Robert RauschenbergAmerican (Port Arthur, Texas, 1925 - 2008, Captiva, Florida)
In this study of muscular grace and delicate gesture, Robert Rauschenberg captures the contemplative poise of dancer and choreographer Merce Cunningham (1919–2009). The two first met in October 1951 during Rauschenberg’s solo exhibition at Betty Parsons Gallery, New York. The following summer, Rauschenberg and Cunningham, along with Cunningham’s partner, composer John Cage (1912–1992), reunited at Black Mountain College near Asheville, North Carolina, where both Cage and Cunningham taught. That August, the three collaborated on an unscripted event created by Cage that has become legendary in its importance to postwar performance art and is commonly understood as the first “Happening.” The untitled presentation (later named Theater Piece #1) incorporated improvised and unsynchronized movement, music, spoken word, visual art, and projections. Cage played piano; Cunningham danced; and Rauschenberg, whose White Paintings were hung from the auditorium ceiling, played phonograph records. This innovative collaboration deeply impacted Cunningham, who continued to investigate these compositional strategies as he formed his Merce Cunningham Dance Company in summer 1953.
This portrait of Cunningham crouched before the camera, deep in concentration as he gazes ahead and slightly to his left, likewise dates to 1953, when the dancer and choreographer—who had previously enjoyed critical acclaim as a soloist in Martha Graham’s (1894–1991) dance company—had begun to fully assert his own style. Rauschenberg, Cunningham, and Cage continued to collaborate in the early years of the company, with Cage providing musical direction and Rauschenberg designing costumes and set pieces and occasionally joining in the performances. Rauschenberg went on to work with the Paul Taylor Dance Company, Judson Dance Theater, and the Trisha Brown Dance Company, among others, and also staged performances of his own.

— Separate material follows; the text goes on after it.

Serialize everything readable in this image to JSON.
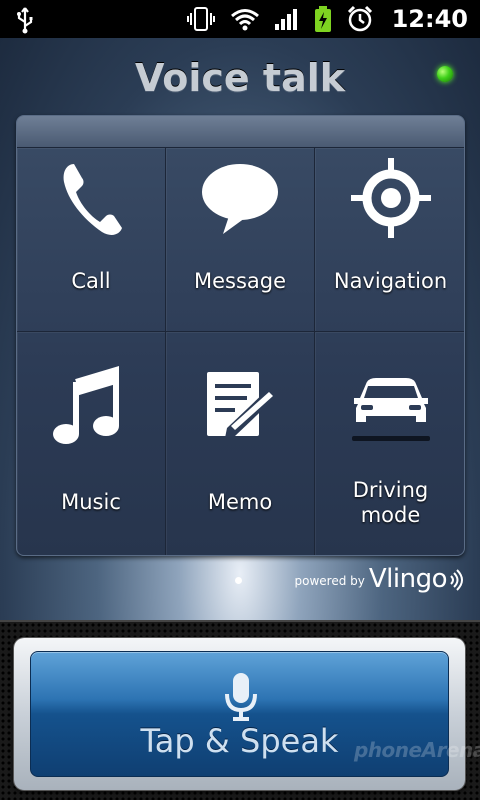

In 1964, he toured with the Merce Cunningham Dance Company as lighting, set, and costume designer.
San Francisco Museum of Modern Art, purchased from Douglas Elliott Gallery, San Francisco, 1983
Rauschenberg: Photographs, Douglas Elliott Gallery, San Francisco, September 13–October 28, 1983.
Facets of the Collection: Portraits of Artists, San Francisco Museum of Modern Art, December 9, 1984–March 24, 1985.
Robert Rauschenberg: The Early 1950s, Corcoran Gallery of Art, Washington, D.C., June 15–August 11, 1991. Traveled to: The Menil Collection, Houston, September 27, 1991–January 5, 1992; Museum of Contemporary Art, Chicago, February 8–April 19, 1992; San Francisco Museum of Modern Art, May 14–August 16, 1992; Guggenheim Museum SoHo, New York, October 24, 1992–January 24, 1993.
Black Mountain College: Una aventura americana, Museo Nacional Centro de Arte Reina Sofía, Madrid, October 28, 2002–January 13, 2003.
This listing is complete as of June 1, 2014.
Rauschenberg Fotografia (Florence: Archivi Alinari, 1981), n.p. (ill.).
Rauschenberg Photographe (Paris: Centre Georges Pompidou, Musée national d’art moderne, Editions Herscher, 1981), n.p. (ill.).
Robert Rauschenberg Photographs (New York: Pantheon Books, 1981), n.p. (ill.).
Van Deren Coke, Facets of the Collection: Portraits of Artists (San Francisco: San Francisco Museum of Modern Art, 1984), 22 (ill.), 31.
Walter Hopps, Robert Rauschenberg: The Early 1950s (Houston: Houston Fine Art Press, 1991), 62, 73 (ill.). Traveled to all venues.
———, Robert Rauschenberg: The Early 1950s (Houston: Menil Foundation, 1991), 16, 33 Produced for the Menil presentation only.
Christos M. Joachimides and Norman Rosenthal, eds., American Art in the 20th Century: Paintings and Sculpture, 1913–1993 (Munich: Prestel Verlag, 1993), 97 (ill.).
Richard Gruber, Robert Rauschenberg: Through the Lens (Kansas City: University of Missouri, 1997), 13.
Vincent Katz, ed., Black Mountain College: Experiment in Art (Cambridge, MA: MIT Press, 2002), 157 (ill.).
Jerry Saltz, “Photos of the Artists as Young Men,” New York Magazine, September 11, 2011, (ill.). Accessed June 23, 2013. http://nymag.com/arts/art/features/rauschenberg-photographs-2011-9/.
This listing is complete as of June 1, 2014.
Recto: Lower left margin, inscribed in black ink by the artist’s studio assistant Bradley Jeffries: “MERCE, 1952 #2”; after inscription, signed in black ink by the artist: “RAUSCHENBERG”
Note: This photograph was inscribed in the 1980s. Inscribed date does not conform to recent research by the Robert Rauschenberg Foundation, which dates the photograph to 1953.